Following preliminary research for a major aircraft manufacturer, Hayes McKenzie carried out further and more definitive research in association with the Institute of Sound & Vibration Research, at the University of Southampton, on tonal content of aircraft noise. Essentially, the research shows that the characteristic 'buzz saw' noise, exhibited by some modern jet aircraft on take-off, is not picked up as 'tonal' by the measures which have been used for quantification and certification of aircraft noise since the 1960s. Alternative methods are proposed in the paper as a first step towards correcting this.
There was much discussion among interested parties following the publication of a report for the UK Government which recommended a 'penalty scheme' for regulating AM but little information on how to use it. This paper, presented by Malcolm and others, discusses different factors which require additional consideration when considering a potential penalty to be used in combination with the IoA AM noise working group method for quantifying AM.
The IoA AM Noise Working Group method for quantifying amplitude modulation (AM) in wind turbine noise has allowed analysis of AM from wind turbines to be carried out at various sites over long periods of operations.

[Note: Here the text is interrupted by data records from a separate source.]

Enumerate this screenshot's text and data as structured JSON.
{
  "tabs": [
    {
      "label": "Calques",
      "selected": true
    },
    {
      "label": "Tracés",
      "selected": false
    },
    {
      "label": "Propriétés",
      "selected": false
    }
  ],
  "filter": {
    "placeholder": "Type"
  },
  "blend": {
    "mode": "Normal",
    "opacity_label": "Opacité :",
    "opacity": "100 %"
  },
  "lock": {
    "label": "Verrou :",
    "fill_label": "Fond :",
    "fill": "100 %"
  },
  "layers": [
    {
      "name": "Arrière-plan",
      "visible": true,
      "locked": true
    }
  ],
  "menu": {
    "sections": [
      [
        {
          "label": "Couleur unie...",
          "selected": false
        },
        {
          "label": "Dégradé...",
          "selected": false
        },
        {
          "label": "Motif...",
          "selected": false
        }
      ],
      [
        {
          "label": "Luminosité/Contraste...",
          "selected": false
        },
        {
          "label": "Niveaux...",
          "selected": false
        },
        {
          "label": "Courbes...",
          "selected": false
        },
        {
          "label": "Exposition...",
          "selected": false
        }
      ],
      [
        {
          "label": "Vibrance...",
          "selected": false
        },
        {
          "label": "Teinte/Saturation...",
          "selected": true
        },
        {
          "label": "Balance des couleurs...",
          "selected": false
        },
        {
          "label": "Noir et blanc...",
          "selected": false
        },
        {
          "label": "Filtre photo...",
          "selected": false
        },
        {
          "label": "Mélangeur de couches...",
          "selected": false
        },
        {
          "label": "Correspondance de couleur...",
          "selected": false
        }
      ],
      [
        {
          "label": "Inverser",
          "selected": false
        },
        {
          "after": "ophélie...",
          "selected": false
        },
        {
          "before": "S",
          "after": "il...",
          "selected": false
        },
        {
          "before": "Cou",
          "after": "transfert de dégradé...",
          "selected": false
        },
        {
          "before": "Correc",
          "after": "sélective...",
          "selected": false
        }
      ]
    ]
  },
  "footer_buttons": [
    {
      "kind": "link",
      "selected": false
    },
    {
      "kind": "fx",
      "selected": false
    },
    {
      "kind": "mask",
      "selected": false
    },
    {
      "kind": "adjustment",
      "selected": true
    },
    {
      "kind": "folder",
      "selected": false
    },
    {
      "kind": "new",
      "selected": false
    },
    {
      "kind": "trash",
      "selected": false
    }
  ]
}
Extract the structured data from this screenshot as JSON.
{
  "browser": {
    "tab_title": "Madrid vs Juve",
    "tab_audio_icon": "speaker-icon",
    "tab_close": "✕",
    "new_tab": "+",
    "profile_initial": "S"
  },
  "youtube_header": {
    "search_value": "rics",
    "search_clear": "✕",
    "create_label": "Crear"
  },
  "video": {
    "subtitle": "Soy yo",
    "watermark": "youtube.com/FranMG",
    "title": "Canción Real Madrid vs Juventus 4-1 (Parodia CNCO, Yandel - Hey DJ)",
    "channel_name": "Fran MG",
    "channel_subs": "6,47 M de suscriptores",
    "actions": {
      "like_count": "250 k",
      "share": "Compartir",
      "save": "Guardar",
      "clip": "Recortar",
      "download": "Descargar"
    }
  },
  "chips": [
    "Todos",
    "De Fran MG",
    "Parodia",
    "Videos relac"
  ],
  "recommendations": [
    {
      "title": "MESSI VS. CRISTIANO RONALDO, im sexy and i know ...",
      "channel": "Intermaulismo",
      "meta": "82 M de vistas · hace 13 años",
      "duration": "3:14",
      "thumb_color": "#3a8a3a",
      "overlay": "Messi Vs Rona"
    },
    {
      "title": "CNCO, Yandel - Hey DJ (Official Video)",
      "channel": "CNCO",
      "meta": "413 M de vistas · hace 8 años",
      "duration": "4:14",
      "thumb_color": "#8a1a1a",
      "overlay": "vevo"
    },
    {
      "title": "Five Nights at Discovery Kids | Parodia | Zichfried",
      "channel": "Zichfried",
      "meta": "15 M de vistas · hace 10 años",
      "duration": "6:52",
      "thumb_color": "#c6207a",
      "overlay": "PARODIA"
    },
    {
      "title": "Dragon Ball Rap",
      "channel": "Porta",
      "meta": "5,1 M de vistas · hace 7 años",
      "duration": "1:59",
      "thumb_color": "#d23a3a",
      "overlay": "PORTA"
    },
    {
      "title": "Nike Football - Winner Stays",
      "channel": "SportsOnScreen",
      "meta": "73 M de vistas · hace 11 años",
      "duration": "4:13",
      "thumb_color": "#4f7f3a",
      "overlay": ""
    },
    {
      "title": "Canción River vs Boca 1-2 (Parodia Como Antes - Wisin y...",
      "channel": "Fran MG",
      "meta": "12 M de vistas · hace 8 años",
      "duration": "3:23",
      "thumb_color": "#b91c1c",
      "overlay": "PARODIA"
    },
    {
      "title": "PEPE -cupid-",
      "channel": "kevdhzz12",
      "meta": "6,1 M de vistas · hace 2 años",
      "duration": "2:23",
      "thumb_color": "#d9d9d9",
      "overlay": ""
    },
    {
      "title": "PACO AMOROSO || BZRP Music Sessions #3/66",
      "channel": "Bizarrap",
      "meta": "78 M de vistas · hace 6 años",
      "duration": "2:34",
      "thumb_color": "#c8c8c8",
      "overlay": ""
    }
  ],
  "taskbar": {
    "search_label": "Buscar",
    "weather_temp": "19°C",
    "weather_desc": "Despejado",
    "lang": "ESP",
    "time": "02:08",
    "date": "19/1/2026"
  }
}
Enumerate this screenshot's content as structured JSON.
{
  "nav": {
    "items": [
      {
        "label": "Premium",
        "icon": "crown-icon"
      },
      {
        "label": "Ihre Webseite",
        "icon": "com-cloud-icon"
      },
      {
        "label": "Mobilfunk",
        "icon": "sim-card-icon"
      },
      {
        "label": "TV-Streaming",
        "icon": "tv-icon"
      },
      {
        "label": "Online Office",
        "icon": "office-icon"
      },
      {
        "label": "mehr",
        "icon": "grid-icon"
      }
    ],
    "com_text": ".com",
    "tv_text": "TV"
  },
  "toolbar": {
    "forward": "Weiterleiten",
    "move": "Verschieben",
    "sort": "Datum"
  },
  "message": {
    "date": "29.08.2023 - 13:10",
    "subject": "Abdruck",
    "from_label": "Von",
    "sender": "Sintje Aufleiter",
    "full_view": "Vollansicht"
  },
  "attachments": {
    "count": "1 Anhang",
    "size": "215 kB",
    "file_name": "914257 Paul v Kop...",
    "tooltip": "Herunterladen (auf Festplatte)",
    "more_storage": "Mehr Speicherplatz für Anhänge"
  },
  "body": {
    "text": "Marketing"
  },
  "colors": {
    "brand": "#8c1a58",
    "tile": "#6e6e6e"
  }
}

Most of these sites are existing wind farms without AM planning controls and, therefore, although an agreed assessment method is available, the data can be presented in different ways. This paper presents analysis of data from different sites by Malcolm, Tom and others and the observations which resulted from this analysis.
The UK Institute of Acoustics November/December 2017 Monthly Bulletin contains this article, contributed to by Andy McKenzie et al, presenting proposed wording for a planning condition on noise for wind farms, or individual wind turbines, which takes account of amplitude modulation within the noise charecter.